[Dataset rows describing interfaces]
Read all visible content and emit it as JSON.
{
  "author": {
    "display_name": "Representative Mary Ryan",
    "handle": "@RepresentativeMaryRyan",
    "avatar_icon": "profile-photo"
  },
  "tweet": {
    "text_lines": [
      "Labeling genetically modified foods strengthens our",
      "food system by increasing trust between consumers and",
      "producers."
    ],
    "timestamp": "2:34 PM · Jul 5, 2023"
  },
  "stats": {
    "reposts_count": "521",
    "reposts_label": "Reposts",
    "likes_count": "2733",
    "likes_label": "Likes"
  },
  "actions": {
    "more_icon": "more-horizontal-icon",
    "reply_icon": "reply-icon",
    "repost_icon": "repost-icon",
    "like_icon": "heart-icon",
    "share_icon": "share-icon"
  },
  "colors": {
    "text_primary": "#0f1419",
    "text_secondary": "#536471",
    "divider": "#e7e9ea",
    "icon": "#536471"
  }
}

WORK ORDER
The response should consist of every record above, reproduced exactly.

ANSWER SPACE
Read all visible content and emit it as JSON.
{
  "author": {
    "display_name": "Representative Mary Ryan",
    "handle": "@RepresentativeMaryRyan",
    "avatar_icon": "profile-photo"
  },
  "tweet": {
    "text_lines": [
      "Labeling genetically modified foods strengthens our",
      "food system by increasing trust between consumers and",
      "producers."
    ],
    "timestamp": "2:34 PM · Jul 5, 2023"
  },
  "stats": {
    "reposts_count": "521",
    "reposts_label": "Reposts",
    "likes_count": "2733",
    "likes_label": "Likes"
  },
  "actions": {
    "more_icon": "more-horizontal-icon",
    "reply_icon": "reply-icon",
    "repost_icon": "repost-icon",
    "like_icon": "heart-icon",
    "share_icon": "share-icon"
  },
  "colors": {
    "text_primary": "#0f1419",
    "text_secondary": "#536471",
    "divider": "#e7e9ea",
    "icon": "#536471"
  }
}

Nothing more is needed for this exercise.